━━━ Exercise inputs ━━━
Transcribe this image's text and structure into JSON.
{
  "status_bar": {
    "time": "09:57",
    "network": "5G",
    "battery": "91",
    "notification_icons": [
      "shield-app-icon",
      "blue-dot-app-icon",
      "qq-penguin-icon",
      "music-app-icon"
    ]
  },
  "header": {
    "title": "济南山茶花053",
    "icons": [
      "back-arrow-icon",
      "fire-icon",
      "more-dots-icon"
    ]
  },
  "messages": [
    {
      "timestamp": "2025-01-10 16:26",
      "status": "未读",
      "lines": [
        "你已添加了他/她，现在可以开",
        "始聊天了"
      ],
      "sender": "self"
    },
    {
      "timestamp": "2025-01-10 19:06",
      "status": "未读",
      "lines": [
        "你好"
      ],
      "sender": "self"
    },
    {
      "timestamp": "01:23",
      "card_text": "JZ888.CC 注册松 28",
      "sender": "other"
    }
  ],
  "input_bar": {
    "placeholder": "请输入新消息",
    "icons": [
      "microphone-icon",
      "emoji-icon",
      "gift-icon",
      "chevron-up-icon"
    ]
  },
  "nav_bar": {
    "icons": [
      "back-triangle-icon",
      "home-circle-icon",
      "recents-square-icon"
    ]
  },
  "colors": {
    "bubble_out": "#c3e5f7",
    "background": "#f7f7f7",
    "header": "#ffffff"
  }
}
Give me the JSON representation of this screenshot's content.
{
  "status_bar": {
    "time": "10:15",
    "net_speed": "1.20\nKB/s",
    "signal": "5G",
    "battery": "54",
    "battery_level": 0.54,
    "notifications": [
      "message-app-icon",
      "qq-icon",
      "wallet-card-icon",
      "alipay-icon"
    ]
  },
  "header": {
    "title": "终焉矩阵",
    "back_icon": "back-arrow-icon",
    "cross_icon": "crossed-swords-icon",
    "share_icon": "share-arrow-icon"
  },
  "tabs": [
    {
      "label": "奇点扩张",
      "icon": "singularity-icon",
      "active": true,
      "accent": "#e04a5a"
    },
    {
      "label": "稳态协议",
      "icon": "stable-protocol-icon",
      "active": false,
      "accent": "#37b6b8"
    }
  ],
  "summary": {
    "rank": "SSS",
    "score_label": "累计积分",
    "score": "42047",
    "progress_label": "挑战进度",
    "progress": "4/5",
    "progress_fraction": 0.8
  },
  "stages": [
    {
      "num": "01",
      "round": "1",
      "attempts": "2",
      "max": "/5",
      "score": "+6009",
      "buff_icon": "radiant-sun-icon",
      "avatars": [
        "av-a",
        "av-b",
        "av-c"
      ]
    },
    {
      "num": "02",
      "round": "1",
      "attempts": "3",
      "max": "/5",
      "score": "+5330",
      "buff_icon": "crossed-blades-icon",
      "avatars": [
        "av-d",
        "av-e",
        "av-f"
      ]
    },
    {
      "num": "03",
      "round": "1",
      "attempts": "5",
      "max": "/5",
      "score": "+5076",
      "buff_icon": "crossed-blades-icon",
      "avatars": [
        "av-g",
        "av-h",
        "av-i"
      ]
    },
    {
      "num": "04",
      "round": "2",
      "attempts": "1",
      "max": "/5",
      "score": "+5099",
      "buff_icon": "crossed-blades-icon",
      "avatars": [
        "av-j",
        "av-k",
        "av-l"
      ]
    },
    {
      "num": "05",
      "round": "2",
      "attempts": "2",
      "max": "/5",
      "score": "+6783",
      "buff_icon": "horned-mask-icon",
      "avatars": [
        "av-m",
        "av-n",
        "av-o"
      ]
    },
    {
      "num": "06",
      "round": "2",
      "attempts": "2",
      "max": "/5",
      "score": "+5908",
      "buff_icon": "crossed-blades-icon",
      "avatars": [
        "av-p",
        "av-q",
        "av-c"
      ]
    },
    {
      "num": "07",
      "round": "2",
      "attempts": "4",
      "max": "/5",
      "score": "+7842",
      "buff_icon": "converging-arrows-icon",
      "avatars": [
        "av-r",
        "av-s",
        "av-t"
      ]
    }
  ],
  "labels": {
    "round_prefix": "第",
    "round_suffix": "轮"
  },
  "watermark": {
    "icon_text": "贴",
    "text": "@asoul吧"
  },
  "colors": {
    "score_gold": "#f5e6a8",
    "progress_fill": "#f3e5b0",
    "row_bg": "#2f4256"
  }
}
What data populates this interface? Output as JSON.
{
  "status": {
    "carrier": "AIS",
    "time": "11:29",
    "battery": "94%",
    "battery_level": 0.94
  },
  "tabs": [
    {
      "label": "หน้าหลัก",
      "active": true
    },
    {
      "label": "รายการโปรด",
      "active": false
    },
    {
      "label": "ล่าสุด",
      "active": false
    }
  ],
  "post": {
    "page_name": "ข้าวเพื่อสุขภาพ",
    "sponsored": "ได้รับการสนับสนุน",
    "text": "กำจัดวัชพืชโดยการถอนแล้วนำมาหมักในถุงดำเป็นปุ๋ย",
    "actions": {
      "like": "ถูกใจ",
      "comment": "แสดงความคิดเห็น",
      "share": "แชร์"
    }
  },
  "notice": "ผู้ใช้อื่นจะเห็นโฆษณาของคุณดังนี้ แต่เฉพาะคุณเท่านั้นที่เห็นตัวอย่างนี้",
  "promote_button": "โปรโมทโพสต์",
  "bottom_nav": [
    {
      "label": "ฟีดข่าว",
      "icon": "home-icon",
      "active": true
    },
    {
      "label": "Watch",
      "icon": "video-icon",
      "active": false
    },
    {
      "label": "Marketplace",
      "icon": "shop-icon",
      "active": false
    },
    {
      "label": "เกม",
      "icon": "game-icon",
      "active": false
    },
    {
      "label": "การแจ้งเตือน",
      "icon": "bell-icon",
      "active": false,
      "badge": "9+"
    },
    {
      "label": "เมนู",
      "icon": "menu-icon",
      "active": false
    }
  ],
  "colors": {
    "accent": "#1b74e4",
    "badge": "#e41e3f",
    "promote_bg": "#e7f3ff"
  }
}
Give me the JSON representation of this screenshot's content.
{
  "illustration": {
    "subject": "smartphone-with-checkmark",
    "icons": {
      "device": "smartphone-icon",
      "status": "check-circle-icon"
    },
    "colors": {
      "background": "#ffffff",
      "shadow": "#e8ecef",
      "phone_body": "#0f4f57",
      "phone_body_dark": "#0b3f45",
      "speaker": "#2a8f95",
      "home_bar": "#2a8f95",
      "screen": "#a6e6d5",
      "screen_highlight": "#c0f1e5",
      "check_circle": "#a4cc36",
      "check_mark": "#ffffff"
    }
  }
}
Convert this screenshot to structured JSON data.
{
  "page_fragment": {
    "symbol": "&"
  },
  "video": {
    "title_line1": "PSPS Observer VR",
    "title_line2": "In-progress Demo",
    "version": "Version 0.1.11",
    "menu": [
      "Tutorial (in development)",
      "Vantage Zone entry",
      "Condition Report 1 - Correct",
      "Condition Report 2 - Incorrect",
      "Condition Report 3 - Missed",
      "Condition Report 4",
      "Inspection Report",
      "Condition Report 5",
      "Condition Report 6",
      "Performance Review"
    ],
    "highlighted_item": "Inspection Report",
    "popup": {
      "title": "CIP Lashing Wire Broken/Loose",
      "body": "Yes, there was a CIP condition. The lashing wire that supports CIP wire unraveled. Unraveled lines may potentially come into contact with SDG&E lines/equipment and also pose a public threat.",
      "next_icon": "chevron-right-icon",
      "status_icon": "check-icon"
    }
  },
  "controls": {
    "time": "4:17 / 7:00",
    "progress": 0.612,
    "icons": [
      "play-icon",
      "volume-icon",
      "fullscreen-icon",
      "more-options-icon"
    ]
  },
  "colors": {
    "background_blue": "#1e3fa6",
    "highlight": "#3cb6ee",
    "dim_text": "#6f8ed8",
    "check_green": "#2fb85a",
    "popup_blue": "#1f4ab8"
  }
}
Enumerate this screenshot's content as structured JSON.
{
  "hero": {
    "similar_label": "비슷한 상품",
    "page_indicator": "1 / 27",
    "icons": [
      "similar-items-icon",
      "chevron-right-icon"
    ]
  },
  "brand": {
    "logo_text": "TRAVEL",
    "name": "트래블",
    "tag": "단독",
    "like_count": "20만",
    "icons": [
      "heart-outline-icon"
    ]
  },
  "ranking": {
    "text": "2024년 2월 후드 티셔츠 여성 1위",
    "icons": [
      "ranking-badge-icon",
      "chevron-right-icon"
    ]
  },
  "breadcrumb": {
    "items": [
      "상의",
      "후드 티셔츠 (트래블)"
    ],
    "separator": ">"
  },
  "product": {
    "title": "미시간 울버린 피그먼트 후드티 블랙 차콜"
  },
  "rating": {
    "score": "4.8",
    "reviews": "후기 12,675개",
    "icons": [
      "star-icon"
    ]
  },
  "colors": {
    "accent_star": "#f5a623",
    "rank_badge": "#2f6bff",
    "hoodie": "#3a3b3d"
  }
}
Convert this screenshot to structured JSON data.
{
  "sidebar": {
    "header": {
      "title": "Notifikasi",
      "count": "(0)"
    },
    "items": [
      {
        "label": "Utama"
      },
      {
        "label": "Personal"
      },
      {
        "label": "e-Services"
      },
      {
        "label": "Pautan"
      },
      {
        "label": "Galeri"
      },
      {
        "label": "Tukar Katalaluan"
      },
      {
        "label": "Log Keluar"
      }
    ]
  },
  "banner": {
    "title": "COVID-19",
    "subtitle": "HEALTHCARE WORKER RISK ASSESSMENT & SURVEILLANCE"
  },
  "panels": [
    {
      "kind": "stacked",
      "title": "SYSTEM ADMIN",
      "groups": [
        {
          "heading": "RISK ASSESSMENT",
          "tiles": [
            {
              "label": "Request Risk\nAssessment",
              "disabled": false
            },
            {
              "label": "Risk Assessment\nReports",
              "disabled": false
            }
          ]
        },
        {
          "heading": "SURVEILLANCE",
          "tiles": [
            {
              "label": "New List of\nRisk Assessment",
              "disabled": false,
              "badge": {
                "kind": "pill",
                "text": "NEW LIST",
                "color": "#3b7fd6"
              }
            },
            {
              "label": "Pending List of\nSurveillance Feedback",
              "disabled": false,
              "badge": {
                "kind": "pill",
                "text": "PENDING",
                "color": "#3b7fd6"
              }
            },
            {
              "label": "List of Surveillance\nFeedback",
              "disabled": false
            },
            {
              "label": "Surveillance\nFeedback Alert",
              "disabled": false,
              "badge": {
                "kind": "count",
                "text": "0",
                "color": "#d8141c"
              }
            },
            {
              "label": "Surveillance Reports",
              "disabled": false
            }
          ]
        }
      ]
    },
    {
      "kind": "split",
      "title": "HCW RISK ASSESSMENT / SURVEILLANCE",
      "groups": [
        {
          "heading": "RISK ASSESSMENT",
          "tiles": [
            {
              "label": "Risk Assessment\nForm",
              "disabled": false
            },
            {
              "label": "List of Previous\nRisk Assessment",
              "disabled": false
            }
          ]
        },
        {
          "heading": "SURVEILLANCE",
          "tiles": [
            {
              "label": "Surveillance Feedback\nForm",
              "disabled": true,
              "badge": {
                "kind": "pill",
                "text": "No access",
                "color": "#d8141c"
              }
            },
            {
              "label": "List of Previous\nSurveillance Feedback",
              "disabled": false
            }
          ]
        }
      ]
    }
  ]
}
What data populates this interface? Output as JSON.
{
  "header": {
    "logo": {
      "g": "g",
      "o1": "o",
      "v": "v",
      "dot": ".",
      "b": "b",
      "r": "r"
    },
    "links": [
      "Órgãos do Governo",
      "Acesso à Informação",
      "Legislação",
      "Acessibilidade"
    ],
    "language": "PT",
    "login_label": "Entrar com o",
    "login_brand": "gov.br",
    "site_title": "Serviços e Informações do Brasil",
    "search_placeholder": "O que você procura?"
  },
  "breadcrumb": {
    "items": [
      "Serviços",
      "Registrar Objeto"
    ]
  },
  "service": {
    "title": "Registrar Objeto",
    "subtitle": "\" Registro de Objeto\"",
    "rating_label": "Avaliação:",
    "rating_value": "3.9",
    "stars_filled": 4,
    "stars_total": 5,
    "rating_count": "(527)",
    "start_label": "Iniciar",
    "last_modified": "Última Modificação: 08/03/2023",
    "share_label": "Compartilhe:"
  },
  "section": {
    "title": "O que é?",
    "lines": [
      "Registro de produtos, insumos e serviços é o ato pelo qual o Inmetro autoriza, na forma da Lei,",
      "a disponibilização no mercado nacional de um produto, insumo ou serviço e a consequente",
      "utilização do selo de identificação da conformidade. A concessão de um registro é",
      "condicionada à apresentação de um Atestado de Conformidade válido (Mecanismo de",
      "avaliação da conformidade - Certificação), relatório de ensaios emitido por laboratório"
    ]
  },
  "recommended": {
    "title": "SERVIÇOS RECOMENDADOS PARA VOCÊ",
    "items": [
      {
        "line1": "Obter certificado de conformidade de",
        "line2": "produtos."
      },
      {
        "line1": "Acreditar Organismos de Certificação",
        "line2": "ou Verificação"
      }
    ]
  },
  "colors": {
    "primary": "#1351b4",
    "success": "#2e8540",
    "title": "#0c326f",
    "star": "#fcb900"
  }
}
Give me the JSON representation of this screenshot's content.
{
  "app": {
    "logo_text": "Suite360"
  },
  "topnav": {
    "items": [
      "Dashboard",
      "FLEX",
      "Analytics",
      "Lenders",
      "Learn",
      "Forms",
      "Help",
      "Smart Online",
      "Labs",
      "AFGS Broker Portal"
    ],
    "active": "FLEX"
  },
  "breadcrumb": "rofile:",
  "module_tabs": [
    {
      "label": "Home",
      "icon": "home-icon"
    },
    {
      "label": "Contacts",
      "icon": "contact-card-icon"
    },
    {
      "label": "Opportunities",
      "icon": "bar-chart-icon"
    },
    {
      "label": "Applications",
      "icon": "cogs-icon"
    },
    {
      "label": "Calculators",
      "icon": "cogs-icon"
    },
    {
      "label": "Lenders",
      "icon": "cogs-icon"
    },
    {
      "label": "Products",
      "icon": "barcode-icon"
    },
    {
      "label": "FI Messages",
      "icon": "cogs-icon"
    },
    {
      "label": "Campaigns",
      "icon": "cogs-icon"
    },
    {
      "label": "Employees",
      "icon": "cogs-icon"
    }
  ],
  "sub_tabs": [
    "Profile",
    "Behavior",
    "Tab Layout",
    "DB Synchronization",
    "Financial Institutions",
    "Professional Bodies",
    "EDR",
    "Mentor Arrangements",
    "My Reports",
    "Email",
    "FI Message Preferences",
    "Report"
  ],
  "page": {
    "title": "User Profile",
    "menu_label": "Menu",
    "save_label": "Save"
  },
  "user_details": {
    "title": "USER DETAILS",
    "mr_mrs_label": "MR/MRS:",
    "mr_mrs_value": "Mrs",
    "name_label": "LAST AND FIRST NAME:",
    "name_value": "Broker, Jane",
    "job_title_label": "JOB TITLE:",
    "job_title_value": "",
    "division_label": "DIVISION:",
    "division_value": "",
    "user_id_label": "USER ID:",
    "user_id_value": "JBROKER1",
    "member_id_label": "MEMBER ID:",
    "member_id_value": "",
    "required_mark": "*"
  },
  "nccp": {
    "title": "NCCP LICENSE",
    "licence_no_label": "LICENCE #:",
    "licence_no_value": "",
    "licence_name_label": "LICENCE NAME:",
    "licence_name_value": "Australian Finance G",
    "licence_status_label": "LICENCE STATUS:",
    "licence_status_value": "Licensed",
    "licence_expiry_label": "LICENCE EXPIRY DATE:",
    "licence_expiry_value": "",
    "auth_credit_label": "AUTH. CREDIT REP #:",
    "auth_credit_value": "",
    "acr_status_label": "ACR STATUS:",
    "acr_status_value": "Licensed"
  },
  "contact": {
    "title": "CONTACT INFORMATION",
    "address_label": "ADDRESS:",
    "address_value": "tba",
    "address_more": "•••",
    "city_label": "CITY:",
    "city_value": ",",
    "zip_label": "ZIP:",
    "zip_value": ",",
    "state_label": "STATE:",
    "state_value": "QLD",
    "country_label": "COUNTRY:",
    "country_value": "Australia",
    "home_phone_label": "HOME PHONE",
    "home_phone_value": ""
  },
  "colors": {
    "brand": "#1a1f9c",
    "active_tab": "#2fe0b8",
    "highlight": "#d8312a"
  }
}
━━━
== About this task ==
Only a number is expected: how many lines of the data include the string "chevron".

== Answer space ==
4